I recently had the pleasure of taking part in a panel on YA fiction at the inaugural Newcastle Literary Festival. It was great fun meeting other writers and swapping news and views. One of the topics that came up for discussion was the need for authors to go out and talk about their new books and how difficult this can be, especially if you’re not used to public speaking. Like me when I first started! For me, facing an audience was an absolute nightmare. After a particularly botched attempt, I realised I was not doing my books or myself as an author any favours, and so I joined Toastmasters – one of the best investments I could have made in my career as an author. I still get nervous, but I think that gives you an edge, hypes you up and that’s all good. But I know now that I can do it, and this confidence carries me through so that now I enjoy the experience of talking about my books and about my life as an author. And the audiences (students or adults) seem to enjoy it too. That’s probably the most important tip I can give you, but there are other things to think about when preparing a presentation.

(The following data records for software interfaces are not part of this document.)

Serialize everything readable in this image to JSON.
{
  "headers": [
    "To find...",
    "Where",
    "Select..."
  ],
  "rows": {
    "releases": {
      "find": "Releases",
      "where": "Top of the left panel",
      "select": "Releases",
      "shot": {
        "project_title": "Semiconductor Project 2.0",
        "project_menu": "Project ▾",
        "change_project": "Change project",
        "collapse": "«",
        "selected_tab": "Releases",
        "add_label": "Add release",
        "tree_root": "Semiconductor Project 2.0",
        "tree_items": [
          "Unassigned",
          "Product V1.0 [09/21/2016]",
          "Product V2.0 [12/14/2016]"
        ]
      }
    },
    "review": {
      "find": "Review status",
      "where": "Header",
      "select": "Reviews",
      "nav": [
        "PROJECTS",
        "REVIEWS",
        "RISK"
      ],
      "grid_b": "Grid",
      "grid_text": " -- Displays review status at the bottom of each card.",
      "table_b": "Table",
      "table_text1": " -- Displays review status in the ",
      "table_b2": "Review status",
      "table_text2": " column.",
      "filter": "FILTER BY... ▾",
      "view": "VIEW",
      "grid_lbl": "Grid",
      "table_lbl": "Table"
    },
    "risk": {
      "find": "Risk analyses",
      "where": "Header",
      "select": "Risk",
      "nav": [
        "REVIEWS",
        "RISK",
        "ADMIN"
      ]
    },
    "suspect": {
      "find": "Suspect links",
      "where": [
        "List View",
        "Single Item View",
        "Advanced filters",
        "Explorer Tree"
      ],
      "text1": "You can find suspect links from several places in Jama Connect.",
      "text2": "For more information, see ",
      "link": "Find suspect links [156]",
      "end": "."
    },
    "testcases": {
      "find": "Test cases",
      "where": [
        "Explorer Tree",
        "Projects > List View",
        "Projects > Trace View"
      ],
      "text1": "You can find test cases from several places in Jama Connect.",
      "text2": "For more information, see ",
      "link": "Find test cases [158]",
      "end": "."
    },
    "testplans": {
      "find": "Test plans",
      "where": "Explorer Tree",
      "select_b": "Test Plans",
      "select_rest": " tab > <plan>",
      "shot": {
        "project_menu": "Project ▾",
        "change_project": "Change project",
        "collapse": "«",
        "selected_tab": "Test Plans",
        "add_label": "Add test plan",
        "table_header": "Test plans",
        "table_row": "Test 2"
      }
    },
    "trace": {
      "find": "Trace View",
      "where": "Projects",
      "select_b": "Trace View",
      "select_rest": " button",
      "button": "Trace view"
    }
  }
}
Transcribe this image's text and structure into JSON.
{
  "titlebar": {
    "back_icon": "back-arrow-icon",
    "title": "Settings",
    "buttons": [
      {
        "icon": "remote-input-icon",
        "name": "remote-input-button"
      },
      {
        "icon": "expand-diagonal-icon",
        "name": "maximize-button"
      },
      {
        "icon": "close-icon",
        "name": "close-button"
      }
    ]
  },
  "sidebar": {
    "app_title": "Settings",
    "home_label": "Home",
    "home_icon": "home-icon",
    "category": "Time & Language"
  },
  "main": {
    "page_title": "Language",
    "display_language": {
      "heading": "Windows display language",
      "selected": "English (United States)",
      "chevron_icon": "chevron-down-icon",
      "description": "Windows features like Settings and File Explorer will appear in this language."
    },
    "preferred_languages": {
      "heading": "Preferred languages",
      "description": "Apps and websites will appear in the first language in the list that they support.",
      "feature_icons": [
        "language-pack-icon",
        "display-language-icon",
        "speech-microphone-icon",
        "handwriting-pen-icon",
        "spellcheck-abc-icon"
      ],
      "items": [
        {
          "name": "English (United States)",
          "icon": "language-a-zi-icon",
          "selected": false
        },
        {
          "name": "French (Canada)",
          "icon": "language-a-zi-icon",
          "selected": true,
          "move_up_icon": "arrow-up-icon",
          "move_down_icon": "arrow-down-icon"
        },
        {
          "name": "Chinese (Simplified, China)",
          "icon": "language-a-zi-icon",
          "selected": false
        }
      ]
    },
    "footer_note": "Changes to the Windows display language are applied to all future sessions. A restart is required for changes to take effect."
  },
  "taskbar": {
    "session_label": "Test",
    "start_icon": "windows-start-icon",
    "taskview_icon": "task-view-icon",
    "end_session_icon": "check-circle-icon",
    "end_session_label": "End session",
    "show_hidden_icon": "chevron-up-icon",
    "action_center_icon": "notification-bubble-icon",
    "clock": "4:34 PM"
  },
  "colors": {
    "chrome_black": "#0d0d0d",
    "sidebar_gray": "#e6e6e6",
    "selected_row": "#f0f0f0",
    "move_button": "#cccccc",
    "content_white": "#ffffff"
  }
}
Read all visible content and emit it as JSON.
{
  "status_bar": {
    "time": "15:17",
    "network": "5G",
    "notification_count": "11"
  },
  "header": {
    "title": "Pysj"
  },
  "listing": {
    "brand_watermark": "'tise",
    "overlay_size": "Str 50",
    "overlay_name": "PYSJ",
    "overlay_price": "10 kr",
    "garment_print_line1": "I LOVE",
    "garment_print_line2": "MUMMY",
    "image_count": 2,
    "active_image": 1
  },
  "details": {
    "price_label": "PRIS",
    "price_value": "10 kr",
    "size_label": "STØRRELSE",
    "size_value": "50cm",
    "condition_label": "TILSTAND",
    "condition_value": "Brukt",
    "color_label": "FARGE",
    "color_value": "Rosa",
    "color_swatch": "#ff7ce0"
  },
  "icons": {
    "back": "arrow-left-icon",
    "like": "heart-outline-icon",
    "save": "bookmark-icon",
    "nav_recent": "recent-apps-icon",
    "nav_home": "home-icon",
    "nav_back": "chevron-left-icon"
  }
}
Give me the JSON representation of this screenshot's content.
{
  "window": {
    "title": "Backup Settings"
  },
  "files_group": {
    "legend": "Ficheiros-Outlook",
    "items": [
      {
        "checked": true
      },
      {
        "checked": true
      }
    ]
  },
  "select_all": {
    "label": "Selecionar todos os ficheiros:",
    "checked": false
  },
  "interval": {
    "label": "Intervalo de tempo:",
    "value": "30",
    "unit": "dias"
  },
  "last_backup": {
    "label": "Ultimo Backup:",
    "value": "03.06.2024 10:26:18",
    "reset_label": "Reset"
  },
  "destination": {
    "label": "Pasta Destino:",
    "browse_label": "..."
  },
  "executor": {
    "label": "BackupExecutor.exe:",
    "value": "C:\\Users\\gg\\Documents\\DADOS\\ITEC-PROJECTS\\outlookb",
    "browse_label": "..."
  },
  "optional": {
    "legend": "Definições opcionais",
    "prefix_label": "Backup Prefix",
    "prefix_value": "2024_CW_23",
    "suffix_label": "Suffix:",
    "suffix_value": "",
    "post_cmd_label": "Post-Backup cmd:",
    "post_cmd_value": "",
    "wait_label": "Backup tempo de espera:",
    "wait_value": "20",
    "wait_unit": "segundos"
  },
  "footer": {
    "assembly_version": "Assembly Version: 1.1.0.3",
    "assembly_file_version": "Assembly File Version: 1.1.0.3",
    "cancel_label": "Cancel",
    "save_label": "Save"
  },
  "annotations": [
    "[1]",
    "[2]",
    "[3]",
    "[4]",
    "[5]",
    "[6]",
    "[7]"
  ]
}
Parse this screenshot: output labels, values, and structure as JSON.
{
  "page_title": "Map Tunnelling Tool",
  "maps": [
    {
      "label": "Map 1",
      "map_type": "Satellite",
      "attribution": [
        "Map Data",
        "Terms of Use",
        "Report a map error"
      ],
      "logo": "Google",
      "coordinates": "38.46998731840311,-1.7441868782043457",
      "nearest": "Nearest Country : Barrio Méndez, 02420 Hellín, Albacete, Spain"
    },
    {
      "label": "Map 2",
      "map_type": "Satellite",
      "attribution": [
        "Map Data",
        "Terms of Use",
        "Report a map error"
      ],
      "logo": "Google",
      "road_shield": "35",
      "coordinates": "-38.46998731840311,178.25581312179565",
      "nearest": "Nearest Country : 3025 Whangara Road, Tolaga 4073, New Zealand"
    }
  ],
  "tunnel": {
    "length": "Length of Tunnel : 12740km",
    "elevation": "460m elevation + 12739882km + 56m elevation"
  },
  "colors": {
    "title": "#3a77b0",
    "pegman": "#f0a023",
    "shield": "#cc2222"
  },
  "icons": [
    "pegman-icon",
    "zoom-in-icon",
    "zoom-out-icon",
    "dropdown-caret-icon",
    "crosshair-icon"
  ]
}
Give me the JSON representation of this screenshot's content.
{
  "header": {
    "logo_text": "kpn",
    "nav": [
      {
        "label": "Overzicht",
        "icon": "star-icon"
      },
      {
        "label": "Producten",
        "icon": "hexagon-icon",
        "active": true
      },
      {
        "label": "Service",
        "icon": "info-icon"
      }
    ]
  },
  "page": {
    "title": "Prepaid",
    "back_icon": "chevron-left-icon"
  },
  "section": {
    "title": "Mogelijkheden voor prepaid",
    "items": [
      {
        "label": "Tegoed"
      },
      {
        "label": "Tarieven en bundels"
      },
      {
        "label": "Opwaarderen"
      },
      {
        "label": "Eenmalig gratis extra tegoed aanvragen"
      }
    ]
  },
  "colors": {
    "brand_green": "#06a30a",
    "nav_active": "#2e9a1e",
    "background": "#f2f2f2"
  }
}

First up, people like to know about where ideas come from for stories, and what inspired you to write your book – funny anecdotes about research/writing it always go down well. Tell them a bit of what the book is about and also the setting, because you’ll find a lot of them won’t have read your book and may not know anything about the setting either. Many of my books are based on history, so that’s something else I need to touch on when I’m talking about them, to put the action into its historical context.